After a bizarre series of events, Kate makes the startling discovery that the cells of the creature are able to imitate and perfectly replicate any thing that it comes in contact with. As a result, not only is the creature very much alive, but the individuals in the camp may no longer be human. Trapped in a remote location with an advancing winter storm, suspicions and paranoia go through the roof as the survivors are pitted against one another, unsure of who is still human. What follows is a high-octane adventure awash in action and grisly special-effects as the two species are locked in the ultimate battle for survival.

The film has a good supporting cast and Joel Edgerton does solid supporting work as an American helicopter pilot assigned to the camp. Eric Christian Olsen provides a steadying presence as a research assistant but his character is not as developed as it could be. It is known that he and Kate know each other but their past history is undefined which makes their relationship a bit puzzling in the film especially when the survivors begin to pick sides.
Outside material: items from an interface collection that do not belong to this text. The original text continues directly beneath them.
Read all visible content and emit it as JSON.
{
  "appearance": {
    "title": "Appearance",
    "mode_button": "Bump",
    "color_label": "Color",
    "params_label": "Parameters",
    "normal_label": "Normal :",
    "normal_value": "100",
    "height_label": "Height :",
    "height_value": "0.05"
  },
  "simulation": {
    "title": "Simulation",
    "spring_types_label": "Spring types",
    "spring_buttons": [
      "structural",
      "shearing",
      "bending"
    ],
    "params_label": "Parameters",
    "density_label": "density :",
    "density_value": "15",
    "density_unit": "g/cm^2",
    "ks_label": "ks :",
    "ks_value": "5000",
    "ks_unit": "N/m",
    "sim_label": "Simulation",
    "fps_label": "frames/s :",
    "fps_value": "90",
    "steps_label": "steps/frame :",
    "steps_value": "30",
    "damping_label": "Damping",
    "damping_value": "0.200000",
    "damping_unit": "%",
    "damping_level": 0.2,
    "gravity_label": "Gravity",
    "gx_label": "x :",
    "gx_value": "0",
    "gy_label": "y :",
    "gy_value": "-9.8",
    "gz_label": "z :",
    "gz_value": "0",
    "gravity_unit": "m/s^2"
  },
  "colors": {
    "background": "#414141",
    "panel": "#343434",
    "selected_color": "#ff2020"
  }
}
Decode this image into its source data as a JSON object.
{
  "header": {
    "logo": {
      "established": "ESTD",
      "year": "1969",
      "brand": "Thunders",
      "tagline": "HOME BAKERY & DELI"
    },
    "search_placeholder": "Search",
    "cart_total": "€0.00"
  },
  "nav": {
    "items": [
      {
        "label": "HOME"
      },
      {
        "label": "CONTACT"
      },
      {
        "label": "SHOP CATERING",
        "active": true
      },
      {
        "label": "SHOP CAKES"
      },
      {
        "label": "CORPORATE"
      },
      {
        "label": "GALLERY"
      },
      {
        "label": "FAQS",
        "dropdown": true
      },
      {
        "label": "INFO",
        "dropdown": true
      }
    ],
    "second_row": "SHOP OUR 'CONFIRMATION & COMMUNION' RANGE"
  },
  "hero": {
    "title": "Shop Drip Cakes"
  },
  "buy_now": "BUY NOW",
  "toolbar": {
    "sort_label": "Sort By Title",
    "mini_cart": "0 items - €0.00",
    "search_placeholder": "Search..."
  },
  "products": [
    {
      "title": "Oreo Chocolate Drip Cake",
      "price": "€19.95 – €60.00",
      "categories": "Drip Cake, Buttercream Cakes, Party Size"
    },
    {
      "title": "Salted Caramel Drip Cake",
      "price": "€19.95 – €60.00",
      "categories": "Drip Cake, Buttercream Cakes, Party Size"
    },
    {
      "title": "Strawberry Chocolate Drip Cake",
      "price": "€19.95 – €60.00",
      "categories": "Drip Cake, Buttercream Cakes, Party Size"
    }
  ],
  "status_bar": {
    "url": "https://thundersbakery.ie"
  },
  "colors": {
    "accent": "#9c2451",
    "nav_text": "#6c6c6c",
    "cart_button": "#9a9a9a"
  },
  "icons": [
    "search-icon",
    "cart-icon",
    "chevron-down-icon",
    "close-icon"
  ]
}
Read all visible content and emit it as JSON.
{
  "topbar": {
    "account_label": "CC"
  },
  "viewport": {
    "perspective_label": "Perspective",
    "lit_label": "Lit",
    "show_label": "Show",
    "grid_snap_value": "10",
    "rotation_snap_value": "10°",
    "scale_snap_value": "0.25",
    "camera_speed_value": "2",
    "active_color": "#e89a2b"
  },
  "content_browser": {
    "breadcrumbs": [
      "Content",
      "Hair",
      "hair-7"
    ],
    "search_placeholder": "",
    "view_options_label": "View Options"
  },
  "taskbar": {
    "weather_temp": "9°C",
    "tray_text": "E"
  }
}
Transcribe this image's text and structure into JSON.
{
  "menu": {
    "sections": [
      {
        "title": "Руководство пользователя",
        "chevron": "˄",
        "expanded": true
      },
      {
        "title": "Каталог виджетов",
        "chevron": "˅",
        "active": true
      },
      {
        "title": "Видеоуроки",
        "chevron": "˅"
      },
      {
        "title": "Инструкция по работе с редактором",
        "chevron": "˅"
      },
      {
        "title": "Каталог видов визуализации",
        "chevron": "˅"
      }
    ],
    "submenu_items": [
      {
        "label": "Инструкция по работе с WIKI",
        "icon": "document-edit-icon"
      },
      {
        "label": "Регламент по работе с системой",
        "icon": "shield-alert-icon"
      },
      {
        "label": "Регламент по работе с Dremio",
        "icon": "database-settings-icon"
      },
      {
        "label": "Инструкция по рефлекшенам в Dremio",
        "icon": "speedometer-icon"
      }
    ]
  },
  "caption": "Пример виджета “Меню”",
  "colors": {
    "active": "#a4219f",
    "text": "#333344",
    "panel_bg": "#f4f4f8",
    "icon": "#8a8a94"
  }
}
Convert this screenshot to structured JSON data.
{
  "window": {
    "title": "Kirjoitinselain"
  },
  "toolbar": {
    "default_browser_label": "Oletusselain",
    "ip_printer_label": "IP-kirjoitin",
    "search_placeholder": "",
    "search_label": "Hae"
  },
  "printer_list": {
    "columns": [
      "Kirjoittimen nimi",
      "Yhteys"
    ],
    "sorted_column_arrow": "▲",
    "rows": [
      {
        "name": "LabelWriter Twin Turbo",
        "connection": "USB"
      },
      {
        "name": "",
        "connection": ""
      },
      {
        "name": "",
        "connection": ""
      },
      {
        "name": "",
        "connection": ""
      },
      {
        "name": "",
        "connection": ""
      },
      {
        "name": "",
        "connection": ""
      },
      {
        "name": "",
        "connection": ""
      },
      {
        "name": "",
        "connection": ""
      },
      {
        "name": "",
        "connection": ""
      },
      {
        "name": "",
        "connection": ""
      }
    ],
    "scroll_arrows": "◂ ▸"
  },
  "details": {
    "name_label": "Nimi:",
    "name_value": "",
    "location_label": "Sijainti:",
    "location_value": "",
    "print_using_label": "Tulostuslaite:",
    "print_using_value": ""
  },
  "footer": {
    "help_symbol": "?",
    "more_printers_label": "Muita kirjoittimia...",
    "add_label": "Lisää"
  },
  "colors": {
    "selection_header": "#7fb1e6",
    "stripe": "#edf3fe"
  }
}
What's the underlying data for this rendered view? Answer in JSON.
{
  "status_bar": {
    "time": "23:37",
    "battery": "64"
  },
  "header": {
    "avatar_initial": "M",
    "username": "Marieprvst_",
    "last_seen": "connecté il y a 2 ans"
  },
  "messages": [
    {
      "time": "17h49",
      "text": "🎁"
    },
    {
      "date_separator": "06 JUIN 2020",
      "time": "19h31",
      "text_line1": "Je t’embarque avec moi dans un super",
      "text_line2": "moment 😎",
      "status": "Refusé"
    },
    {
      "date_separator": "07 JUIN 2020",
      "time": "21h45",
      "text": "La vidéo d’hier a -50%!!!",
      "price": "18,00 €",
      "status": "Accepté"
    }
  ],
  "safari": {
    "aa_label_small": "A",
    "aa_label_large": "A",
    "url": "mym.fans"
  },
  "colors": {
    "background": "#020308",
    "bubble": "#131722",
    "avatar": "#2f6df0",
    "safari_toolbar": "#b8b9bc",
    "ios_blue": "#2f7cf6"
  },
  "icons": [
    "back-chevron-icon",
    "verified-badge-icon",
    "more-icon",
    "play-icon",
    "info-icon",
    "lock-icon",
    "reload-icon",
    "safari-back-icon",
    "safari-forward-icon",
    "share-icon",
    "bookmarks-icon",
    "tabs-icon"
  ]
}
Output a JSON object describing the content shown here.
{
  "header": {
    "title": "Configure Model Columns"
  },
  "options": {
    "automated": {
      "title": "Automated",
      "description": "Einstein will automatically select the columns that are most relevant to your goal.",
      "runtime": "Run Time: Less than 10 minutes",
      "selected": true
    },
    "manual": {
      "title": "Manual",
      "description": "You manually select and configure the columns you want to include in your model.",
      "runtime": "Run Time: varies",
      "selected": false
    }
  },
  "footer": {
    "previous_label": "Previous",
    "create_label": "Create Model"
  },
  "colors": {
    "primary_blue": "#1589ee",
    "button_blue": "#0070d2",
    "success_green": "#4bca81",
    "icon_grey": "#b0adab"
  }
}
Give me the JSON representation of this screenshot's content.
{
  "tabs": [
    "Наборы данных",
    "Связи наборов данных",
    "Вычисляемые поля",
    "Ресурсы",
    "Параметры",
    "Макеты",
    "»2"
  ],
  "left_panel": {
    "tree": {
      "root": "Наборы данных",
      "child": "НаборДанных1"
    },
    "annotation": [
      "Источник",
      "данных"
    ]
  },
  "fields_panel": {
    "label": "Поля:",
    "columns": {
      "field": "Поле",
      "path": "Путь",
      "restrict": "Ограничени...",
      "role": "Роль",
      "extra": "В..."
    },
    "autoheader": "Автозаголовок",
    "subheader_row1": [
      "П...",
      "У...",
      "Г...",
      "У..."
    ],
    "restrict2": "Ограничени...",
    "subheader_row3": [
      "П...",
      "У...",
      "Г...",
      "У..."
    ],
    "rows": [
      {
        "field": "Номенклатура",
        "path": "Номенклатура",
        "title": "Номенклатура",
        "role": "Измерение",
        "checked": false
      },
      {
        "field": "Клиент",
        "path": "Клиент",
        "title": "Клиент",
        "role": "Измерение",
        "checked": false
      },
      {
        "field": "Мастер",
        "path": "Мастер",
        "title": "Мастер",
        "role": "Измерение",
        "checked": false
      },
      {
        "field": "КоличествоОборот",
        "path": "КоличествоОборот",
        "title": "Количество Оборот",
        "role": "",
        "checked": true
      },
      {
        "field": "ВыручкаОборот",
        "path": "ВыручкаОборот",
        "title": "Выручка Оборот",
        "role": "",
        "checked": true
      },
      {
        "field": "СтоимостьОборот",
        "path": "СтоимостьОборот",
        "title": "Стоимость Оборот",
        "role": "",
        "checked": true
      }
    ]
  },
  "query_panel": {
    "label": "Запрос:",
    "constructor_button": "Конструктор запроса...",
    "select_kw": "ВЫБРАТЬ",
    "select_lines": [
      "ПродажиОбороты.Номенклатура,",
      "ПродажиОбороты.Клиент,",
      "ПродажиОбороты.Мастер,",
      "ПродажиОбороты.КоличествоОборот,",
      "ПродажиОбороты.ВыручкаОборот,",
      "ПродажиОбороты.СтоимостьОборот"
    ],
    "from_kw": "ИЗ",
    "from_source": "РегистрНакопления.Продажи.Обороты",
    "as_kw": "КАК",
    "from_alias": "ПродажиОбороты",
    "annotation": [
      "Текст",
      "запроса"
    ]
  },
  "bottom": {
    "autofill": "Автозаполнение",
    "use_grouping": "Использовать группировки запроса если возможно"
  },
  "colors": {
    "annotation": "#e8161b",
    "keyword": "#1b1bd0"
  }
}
While the movie is not going to make fans forget the original, it is a very worthy companion piece. As the film was winding down I found myself checking off a couple of inconsistencies with the original film, but was very pleasantly surprised when this was all explained during the end credits which perfectly synced the end of this film with the opening of John Carpenter’s classic.

In many ways the weakness of film is due to the success of John Carpenter’s previous film, in that the creature is not that much of a mystery this time around. Part of the suspense of the previous film was not knowing how the creature operated nor how it was capable of infecting and replicating numerous individuals.

This time around the suspense is lost due to the familiarity with the creature. As a result, director Matthijs van Heijningen focused his efforts on a more action adventure oriented film that gave very little time for character development. We are not told very much about many of the characters in the film as they simply exist to serve as potential victims for the creature. All one really needs to know is they are scientists or support staff as aside from a handful of characters we’re not really given much reason to care whether they survive.

Visually the film is sharp and it is clear that a lot of attention was paid to replicate the look of the previous film. The shots of vast fields of ice and snow emphasized the remote and isolated setting that the characters find themselves in and served as a reminder that danger lurks all around. The special-effects have obviously been upgraded since 1982 and it was nice to see that the creative elements did not go overboard on CGI effects, and actually used puppetry and animatronics to provide updated creature effects that were still in keeping with the look and tone from the previous film.

While the film is not likely to reach the iconic status of the previous film, it is still a worthy companion piece that has enough action and effects to keep it interesting to fans of the series – just so long as they keep their expectations reasonable and do not expect a film on par with the previous one.